Instrument development and evaluation of domestic preparedness training for first responders.
Prehosp Disast Med 2002 Jul-Sep; 17(3):119-125
In the wake of domestic terrorists attacks on 11 September 2001 and subsequent bioterrorist events employing anthrax, there no longer can be any debate about the potential for attacks employing Nuclear, Biological, or Chemical (NBC)/Weapons of Mass Destruction (WMD). As one way of acknowledging this long-standing threat and, in a concerted effort to mitigate the effects of possible future domestic NBC/WMD terrorist attacks, the US Department of Defense (DOD) and other US governmental agencies already had mounted an effort to provide Domestic Preparedness Training for First Responders in urban centers throughout the USA. A paper and pencil questionnaire specifically designed to evaluate the effectiveness of Domestic Preparedness Training for Emergency First Responders has been developed. An earlier version of this instrument was piloted with a convenience sample of firefighters and paramedics (n = 78) in a northwest state. Based on replies to the pilot questionnaire, a pool of 27 items based on the objectives and content of the NBC/WMD Domestic Preparedness Awareness and Operations courses (plus additional background and appraised competency items) were selected for inclusion in a Domestic Preparedness Questionnaire (DPQ). This paper first describes the essential psychometric properties of the DPQ based on replies from baseline and follow-up samples (n = 206 and n = 246 respectively) of urban firefighters and paramedics employed by a metropolitan city in a northwest state. The DPQ was employed to evaluate the outcomes of Domestic Preparedness training provided to a sample of urban fire-service personnel. The DPQ documented significant improvements in a group of "DP trained"-urban firefighters (n = 80) both in their awareness and operations content knowledge as well as in their perceived competencies to respond to acts of biological, chemical, or nuclear terrorism "in their own community" at four months post-training. A comparison group of "Not DP-trained" firefighters (n = 78) showed no statistically significant changes on these DPQ indices, suggesting that the documented improvements in the "DP-trained" firefighters on the DPQ were not due to "test reactivity" or to "historical" factors. The findings suggest that the DPQ has adequate inter-item and test-retest reliability, possesses concurrent validity, and appears to be a sensitive measure of the Domestic Preparedness Training provided for urban firefighter and paramedic First Responders.

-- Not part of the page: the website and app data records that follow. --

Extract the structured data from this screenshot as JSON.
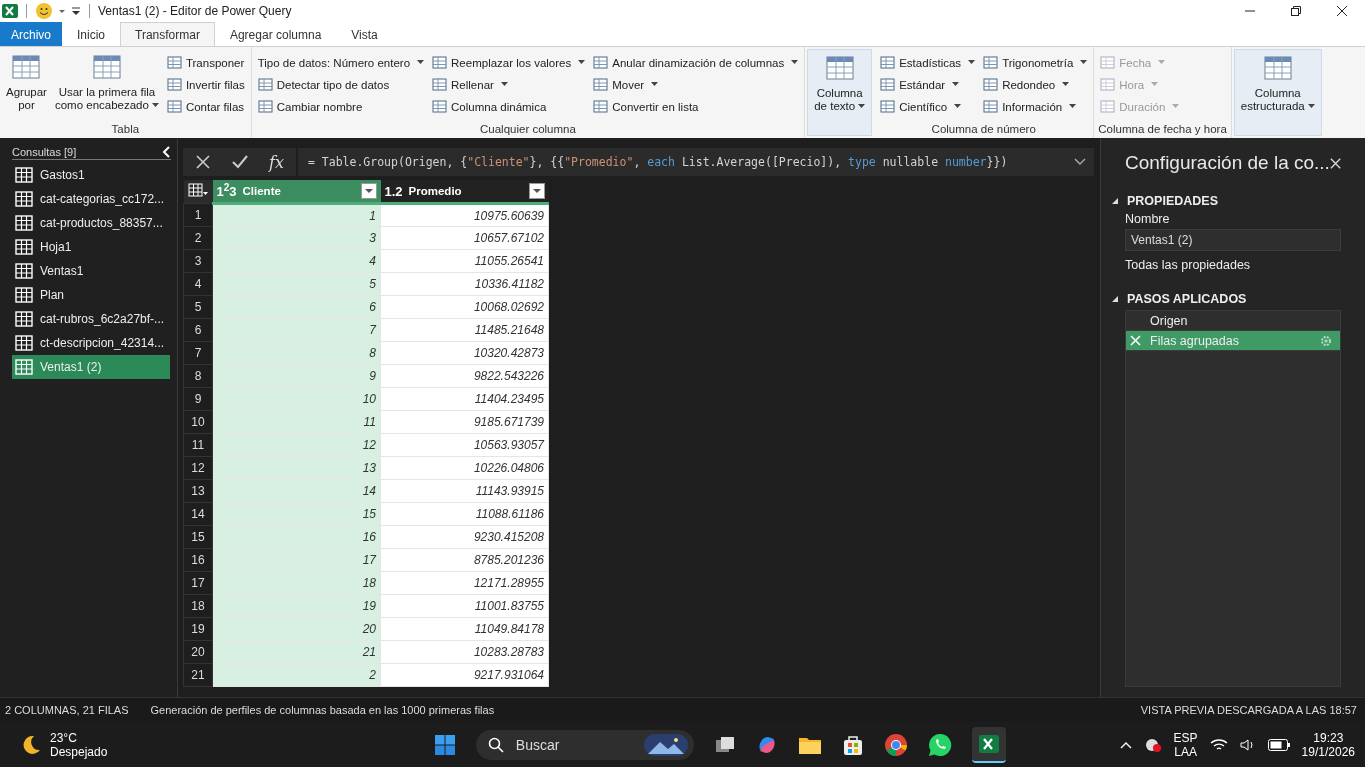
{
  "window": {
    "title": "Ventas1 (2) - Editor de Power Query"
  },
  "tabs": [
    {
      "label": "Archivo",
      "kind": "file",
      "selected": false
    },
    {
      "label": "Inicio",
      "kind": "tab",
      "selected": false
    },
    {
      "label": "Transformar",
      "kind": "tab",
      "selected": true
    },
    {
      "label": "Agregar columna",
      "kind": "tab",
      "selected": false
    },
    {
      "label": "Vista",
      "kind": "tab",
      "selected": false
    }
  ],
  "ribbon": [
    {
      "label": "Tabla",
      "highlighted": false,
      "columns": [
        {
          "kind": "large",
          "items": [
            {
              "label": "Agrupar\npor",
              "dropdown": false,
              "disabled": false
            }
          ]
        },
        {
          "kind": "large",
          "items": [
            {
              "label": "Usar la primera fila\ncomo encabezado",
              "dropdown": true,
              "disabled": false
            }
          ]
        },
        {
          "kind": "stack",
          "items": [
            {
              "label": "Transponer",
              "dropdown": false,
              "disabled": false,
              "kind": "icon"
            },
            {
              "label": "Invertir filas",
              "dropdown": false,
              "disabled": false,
              "kind": "icon"
            },
            {
              "label": "Contar filas",
              "dropdown": false,
              "disabled": false,
              "kind": "icon"
            }
          ]
        }
      ]
    },
    {
      "label": "Cualquier columna",
      "highlighted": false,
      "columns": [
        {
          "kind": "stack",
          "items": [
            {
              "label": "Tipo de datos: Número entero",
              "dropdown": true,
              "disabled": false,
              "kind": "plain"
            },
            {
              "label": "Detectar tipo de datos",
              "dropdown": false,
              "disabled": false,
              "kind": "icon"
            },
            {
              "label": "Cambiar nombre",
              "dropdown": false,
              "disabled": false,
              "kind": "icon"
            }
          ]
        },
        {
          "kind": "stack",
          "items": [
            {
              "label": "Reemplazar los valores",
              "dropdown": true,
              "disabled": false,
              "kind": "icon"
            },
            {
              "label": "Rellenar",
              "dropdown": true,
              "disabled": false,
              "kind": "icon"
            },
            {
              "label": "Columna dinámica",
              "dropdown": false,
              "disabled": false,
              "kind": "icon"
            }
          ]
        },
        {
          "kind": "stack",
          "items": [
            {
              "label": "Anular dinamización de columnas",
              "dropdown": true,
              "disabled": false,
              "kind": "icon"
            },
            {
              "label": "Mover",
              "dropdown": true,
              "disabled": false,
              "kind": "icon"
            },
            {
              "label": "Convertir en lista",
              "dropdown": false,
              "disabled": false,
              "kind": "icon"
            }
          ]
        }
      ]
    },
    {
      "highlighted": true,
      "columns": [
        {
          "kind": "large",
          "items": [
            {
              "label": "Columna\nde texto",
              "dropdown": true,
              "disabled": false
            }
          ]
        }
      ]
    },
    {
      "label": "Columna de número",
      "highlighted": false,
      "columns": [
        {
          "kind": "stack",
          "items": [
            {
              "label": "Estadísticas",
              "dropdown": true,
              "disabled": false,
              "kind": "icon"
            },
            {
              "label": "Estándar",
              "dropdown": true,
              "disabled": false,
              "kind": "icon"
            },
            {
              "label": "Científico",
              "dropdown": true,
              "disabled": false,
              "kind": "icon"
            }
          ]
        },
        {
          "kind": "stack",
          "items": [
            {
              "label": "Trigonometría",
              "dropdown": true,
              "disabled": false,
              "kind": "icon"
            },
            {
              "label": "Redondeo",
              "dropdown": true,
              "disabled": false,
              "kind": "icon"
            },
            {
              "label": "Información",
              "dropdown": true,
              "disabled": false,
              "kind": "icon"
            }
          ]
        }
      ]
    },
    {
      "label": "Columna de fecha y hora",
      "highlighted": false,
      "columns": [
        {
          "kind": "stack",
          "items": [
            {
              "label": "Fecha",
              "dropdown": true,
              "disabled": true,
              "kind": "icon"
            },
            {
              "label": "Hora",
              "dropdown": true,
              "disabled": true,
              "kind": "icon"
            },
            {
              "label": "Duración",
              "dropdown": true,
              "disabled": true,
              "kind": "icon"
            }
          ]
        }
      ]
    },
    {
      "highlighted": true,
      "columns": [
        {
          "kind": "large",
          "items": [
            {
              "label": "Columna\nestructurada",
              "dropdown": true,
              "disabled": false
            }
          ]
        }
      ]
    }
  ],
  "queries": {
    "title": "Consultas [9]",
    "items": [
      {
        "label": "Gastos1",
        "selected": false
      },
      {
        "label": "cat-categorias_cc172...",
        "selected": false
      },
      {
        "label": "cat-productos_88357...",
        "selected": false
      },
      {
        "label": "Hoja1",
        "selected": false
      },
      {
        "label": "Ventas1",
        "selected": false
      },
      {
        "label": "Plan",
        "selected": false
      },
      {
        "label": "cat-rubros_6c2a27bf-...",
        "selected": false
      },
      {
        "label": "ct-descripcion_42314...",
        "selected": false
      },
      {
        "label": "Ventas1 (2)",
        "selected": true
      }
    ]
  },
  "formula": {
    "prefix": "fx",
    "segments": [
      {
        "text": "= Table.Group(Origen, {",
        "kind": "plain"
      },
      {
        "text": "\"Cliente\"",
        "kind": "string"
      },
      {
        "text": "}, {{",
        "kind": "plain"
      },
      {
        "text": "\"Promedio\"",
        "kind": "string"
      },
      {
        "text": ", ",
        "kind": "plain"
      },
      {
        "text": "each",
        "kind": "keyword"
      },
      {
        "text": " List.Average([Precio]), ",
        "kind": "plain"
      },
      {
        "text": "type",
        "kind": "keyword"
      },
      {
        "text": " nullable ",
        "kind": "plain"
      },
      {
        "text": "number",
        "kind": "keyword"
      },
      {
        "text": "}})",
        "kind": "plain"
      }
    ]
  },
  "table": {
    "columns": [
      {
        "type": "1$^{2}$3",
        "name": "Cliente",
        "selected": true
      },
      {
        "type": "1.2",
        "name": "Promedio",
        "selected": false
      }
    ],
    "rows": [
      {
        "row_number": "1",
        "cells": [
          "1",
          "10975.60639"
        ]
      },
      {
        "row_number": "2",
        "cells": [
          "3",
          "10657.67102"
        ]
      },
      {
        "row_number": "3",
        "cells": [
          "4",
          "11055.26541"
        ]
      },
      {
        "row_number": "4",
        "cells": [
          "5",
          "10336.41182"
        ]
      },
      {
        "row_number": "5",
        "cells": [
          "6",
          "10068.02692"
        ]
      },
      {
        "row_number": "6",
        "cells": [
          "7",
          "11485.21648"
        ]
      },
      {
        "row_number": "7",
        "cells": [
          "8",
          "10320.42873"
        ]
      },
      {
        "row_number": "8",
        "cells": [
          "9",
          "9822.543226"
        ]
      },
      {
        "row_number": "9",
        "cells": [
          "10",
          "11404.23495"
        ]
      },
      {
        "row_number": "10",
        "cells": [
          "11",
          "9185.671739"
        ]
      },
      {
        "row_number": "11",
        "cells": [
          "12",
          "10563.93057"
        ]
      },
      {
        "row_number": "12",
        "cells": [
          "13",
          "10226.04806"
        ]
      },
      {
        "row_number": "13",
        "cells": [
          "14",
          "11143.93915"
        ]
      },
      {
        "row_number": "14",
        "cells": [
          "15",
          "11088.61186"
        ]
      },
      {
        "row_number": "15",
        "cells": [
          "16",
          "9230.415208"
        ]
      },
      {
        "row_number": "16",
        "cells": [
          "17",
          "8785.201236"
        ]
      },
      {
        "row_number": "17",
        "cells": [
          "18",
          "12171.28955"
        ]
      },
      {
        "row_number": "18",
        "cells": [
          "19",
          "11001.83755"
        ]
      },
      {
        "row_number": "19",
        "cells": [
          "20",
          "11049.84178"
        ]
      },
      {
        "row_number": "20",
        "cells": [
          "21",
          "10283.28783"
        ]
      },
      {
        "row_number": "21",
        "cells": [
          "2",
          "9217.931064"
        ]
      }
    ]
  },
  "settings": {
    "title": "Configuración de la co...",
    "properties_heading": "PROPIEDADES",
    "name_label": "Nombre",
    "name_value": "Ventas1 (2)",
    "all_properties": "Todas las propiedades",
    "steps_heading": "PASOS APLICADOS",
    "steps": [
      {
        "label": "Origen",
        "selected": false,
        "deletable": false,
        "gear": false
      },
      {
        "label": "Filas agrupadas",
        "selected": true,
        "deletable": true,
        "gear": true
      }
    ]
  },
  "status_bar": {
    "counts": "2 COLUMNAS, 21 FILAS",
    "profiling": "Generación de perfiles de columnas basada en las 1000 primeras filas",
    "preview": "VISTA PREVIA DESCARGADA A LAS 18:57"
  },
  "taskbar": {
    "temperature": "23°C",
    "weather": "Despejado",
    "search_placeholder": "Buscar",
    "language": "ESP",
    "layout": "LAA",
    "time": "19:23",
    "date": "19/1/2026"
  }
}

Emergency-responders; Emergency-response; Training; Biological-warfare-agents; Biological-weapons; Nuclear-hazards; Fire-fighters; Fire-fighting; Questionnaires
Randal D. Beaton, PhD, EMT, Department of Psychosocial and Community Health, Box 357263, University of Washington, Seattle, WA 98195-7263, USA
Prehospital and Disaster Medicine
Washington University, Seattle, Washington